Since those revelations, some of which reportedly were related to incidents involving past members of Canada’s World Junior teams, there has been an outpouring of support for an overhaul of Hockey Canada and pleas for a concerted effort by the organization to effect change in the sport’s culture. The New York Times reported that Hockey Canada testified it “had used a special fund to cover $7.6 million to settle nine sexual assault and sexual abuse clams since 1989.
Hockey Canada recently announced that a former Supreme Court justice would lead an independent investigation of the organization, and it published this open letter apologizing to all Canadians on its website.
The letter stated that the organization would “reopen an investigation into alleged sexual assault perpetrated by members of the 2018 National Junior Team;” would “require all high-performance players, coaches, team staff and volunteers to participate in mandatory sexual violence and consent training;” would “conduct a full governance review of Hockey Canada;” and “would create a new independent and confidential complaint mechanism.”
“Canada recognizes that toxic behavior in our sport is a systemic issue that must end,” the letter continued. “We need to provide victims and survivors with the tools and support to come forward … Changes to policies and procedures can occur with the stroke of a pen. Those changes are meaningless, however, without an equal commitment to addressing the toxic behavior that exists in many corners of the game. We know this change will not occur overnight, but we are committed to learning, and working with our partners to do better.”
While Hockey Canada has stated its commitment to addressing concerns that have been expressed by athletes, coaches, politicians and everyday citizens around the country – and to working toward changing the sexualized culture that exists within the sport – the organization’s sponsors and the sport’s biggest supporters, the fans, are making the loudest statement. They are hitting Hockey Canada where it hurts the most: in the pocketbook.
The loss of sponsorship dollars and dramatic decline in ticket revenue means that the 2022 WJC likely will be the first hosted by Canada to lose money. For better or worse, money talks, and Canadian hockey fans staying away in droves from something that is such an ingrained part of their lives and that typically brings so much joy, pride and unity to the nation sends the loudest message of all.
While it’s unfortunate that the participants in this year’s WJC won’t get to experience the usual level of excitement that a Canadian-hosted WJC normally generates or the “hospitality” that is usually provided by the host-team’s fans, at least they still get to compete. And we still get to watch.

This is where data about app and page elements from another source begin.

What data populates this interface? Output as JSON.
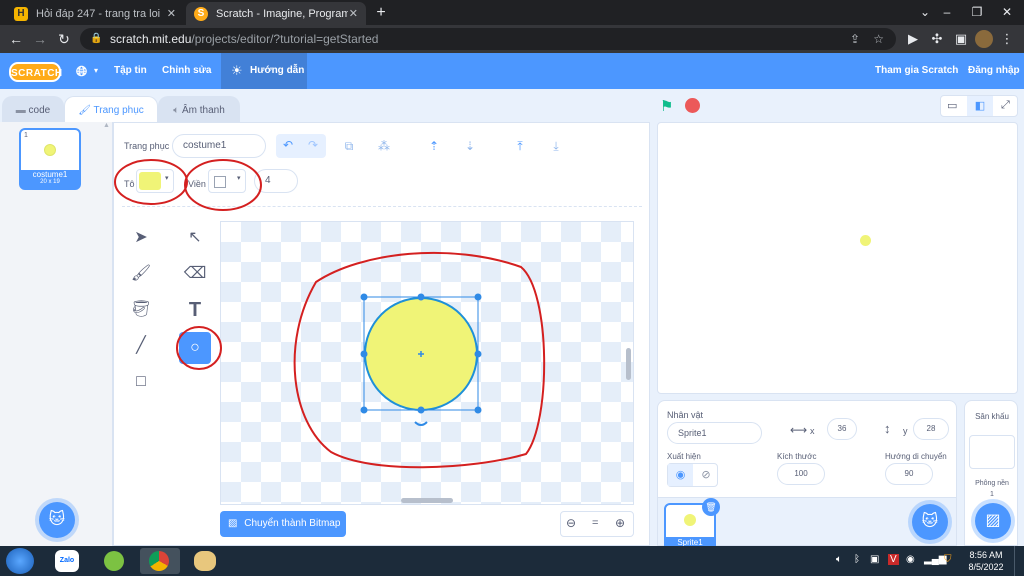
{
  "browser": {
    "tabs": [
      {
        "title": "Hỏi đáp 247 - trang tra loi",
        "favicon": "H"
      },
      {
        "title": "Scratch - Imagine, Program, Share",
        "favicon": "S"
      }
    ],
    "new_tab_icon": "plus-icon",
    "url_host": "scratch.mit.edu",
    "url_path": "/projects/editor/?tutorial=getStarted"
  },
  "menu": {
    "logo": "SCRATCH",
    "file": "Tập tin",
    "edit": "Chỉnh sửa",
    "tutorial": "Hướng dẫn",
    "join": "Tham gia Scratch",
    "signin": "Đăng nhập"
  },
  "tabs": {
    "code": "code",
    "costumes": "Trang phục",
    "sounds": "Âm thanh"
  },
  "costume_list": [
    {
      "index": "1",
      "name": "costume1",
      "size": "20 x 19"
    }
  ],
  "paint": {
    "costume_label": "Trang phục",
    "costume_name": "costume1",
    "fill_label": "Tô",
    "fill_color": "#f0f477",
    "outline_label": "Viền",
    "outline_width": "4",
    "convert_button": "Chuyển thành Bitmap",
    "zoom_reset": "="
  },
  "sprite_info": {
    "sprite_label": "Nhân vật",
    "sprite_name": "Sprite1",
    "x_label": "x",
    "x_value": "36",
    "y_label": "y",
    "y_value": "28",
    "show_label": "Xuất hiện",
    "size_label": "Kích thước",
    "size_value": "100",
    "direction_label": "Hướng di chuyển",
    "direction_value": "90"
  },
  "sprite_tile": {
    "name": "Sprite1"
  },
  "stage_panel": {
    "label": "Sân khấu",
    "backdrops_label": "Phông nền",
    "backdrops_count": "1"
  },
  "taskbar": {
    "zalo": "Zalo",
    "time": "8:56 AM",
    "date": "8/5/2022"
  },
  "colors": {
    "scratch_blue": "#4c97ff",
    "costume_fill": "#f0f477",
    "annotation_red": "#d42020"
  }
}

And hopefully the long-term results will mean much more to hockey’s future in Canada and abroad than winning a gold, silver or bronze medal at one tournament.